┌─ Supplied data

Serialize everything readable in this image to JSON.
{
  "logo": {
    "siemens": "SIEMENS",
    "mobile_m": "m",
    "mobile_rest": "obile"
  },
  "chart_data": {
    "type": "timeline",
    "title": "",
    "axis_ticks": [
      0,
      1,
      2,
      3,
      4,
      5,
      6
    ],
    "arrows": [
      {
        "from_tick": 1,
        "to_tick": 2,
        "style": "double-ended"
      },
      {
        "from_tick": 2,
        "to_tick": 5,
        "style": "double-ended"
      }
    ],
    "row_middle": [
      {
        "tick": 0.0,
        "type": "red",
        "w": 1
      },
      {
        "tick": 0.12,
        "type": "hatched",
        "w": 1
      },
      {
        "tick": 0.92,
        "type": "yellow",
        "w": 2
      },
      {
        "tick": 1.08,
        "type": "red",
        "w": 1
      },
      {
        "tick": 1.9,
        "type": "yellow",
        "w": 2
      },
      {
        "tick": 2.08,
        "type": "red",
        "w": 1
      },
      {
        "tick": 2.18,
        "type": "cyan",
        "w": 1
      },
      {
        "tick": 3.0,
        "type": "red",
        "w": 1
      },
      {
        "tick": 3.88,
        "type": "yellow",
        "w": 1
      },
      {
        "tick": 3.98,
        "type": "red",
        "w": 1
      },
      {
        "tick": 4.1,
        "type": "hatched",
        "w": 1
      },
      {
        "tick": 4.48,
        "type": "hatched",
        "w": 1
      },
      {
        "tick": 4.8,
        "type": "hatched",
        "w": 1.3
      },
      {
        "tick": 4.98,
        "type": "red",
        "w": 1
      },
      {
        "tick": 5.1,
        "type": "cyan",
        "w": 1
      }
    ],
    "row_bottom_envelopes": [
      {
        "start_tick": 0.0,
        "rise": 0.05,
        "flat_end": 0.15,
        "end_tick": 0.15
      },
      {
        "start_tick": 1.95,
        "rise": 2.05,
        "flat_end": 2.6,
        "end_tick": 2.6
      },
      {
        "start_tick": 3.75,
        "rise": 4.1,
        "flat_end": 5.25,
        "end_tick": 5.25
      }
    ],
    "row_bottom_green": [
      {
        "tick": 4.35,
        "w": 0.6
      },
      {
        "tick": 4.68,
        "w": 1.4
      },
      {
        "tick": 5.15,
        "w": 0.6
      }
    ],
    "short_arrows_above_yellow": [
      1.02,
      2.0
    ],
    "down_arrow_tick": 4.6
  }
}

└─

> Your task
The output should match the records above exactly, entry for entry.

> Finished exercise
Serialize everything readable in this image to JSON.
{
  "logo": {
    "siemens": "SIEMENS",
    "mobile_m": "m",
    "mobile_rest": "obile"
  },
  "chart_data": {
    "type": "timeline",
    "title": "",
    "axis_ticks": [
      0,
      1,
      2,
      3,
      4,
      5,
      6
    ],
    "arrows": [
      {
        "from_tick": 1,
        "to_tick": 2,
        "style": "double-ended"
      },
      {
        "from_tick": 2,
        "to_tick": 5,
        "style": "double-ended"
      }
    ],
    "row_middle": [
      {
        "tick": 0.0,
        "type": "red",
        "w": 1
      },
      {
        "tick": 0.12,
        "type": "hatched",
        "w": 1
      },
      {
        "tick": 0.92,
        "type": "yellow",
        "w": 2
      },
      {
        "tick": 1.08,
        "type": "red",
        "w": 1
      },
      {
        "tick": 1.9,
        "type": "yellow",
        "w": 2
      },
      {
        "tick": 2.08,
        "type": "red",
        "w": 1
      },
      {
        "tick": 2.18,
        "type": "cyan",
        "w": 1
      },
      {
        "tick": 3.0,
        "type": "red",
        "w": 1
      },
      {
        "tick": 3.88,
        "type": "yellow",
        "w": 1
      },
      {
        "tick": 3.98,
        "type": "red",
        "w": 1
      },
      {
        "tick": 4.1,
        "type": "hatched",
        "w": 1
      },
      {
        "tick": 4.48,
        "type": "hatched",
        "w": 1
      },
      {
        "tick": 4.8,
        "type": "hatched",
        "w": 1.3
      },
      {
        "tick": 4.98,
        "type": "red",
        "w": 1
      },
      {
        "tick": 5.1,
        "type": "cyan",
        "w": 1
      }
    ],
    "row_bottom_envelopes": [
      {
        "start_tick": 0.0,
        "rise": 0.05,
        "flat_end": 0.15,
        "end_tick": 0.15
      },
      {
        "start_tick": 1.95,
        "rise": 2.05,
        "flat_end": 2.6,
        "end_tick": 2.6
      },
      {
        "start_tick": 3.75,
        "rise": 4.1,
        "flat_end": 5.25,
        "end_tick": 5.25
      }
    ],
    "row_bottom_green": [
      {
        "tick": 4.35,
        "w": 0.6
      },
      {
        "tick": 4.68,
        "w": 1.4
      },
      {
        "tick": 5.15,
        "w": 0.6
      }
    ],
    "short_arrows_above_yellow": [
      1.02,
      2.0
    ],
    "down_arrow_tick": 4.6
  }
}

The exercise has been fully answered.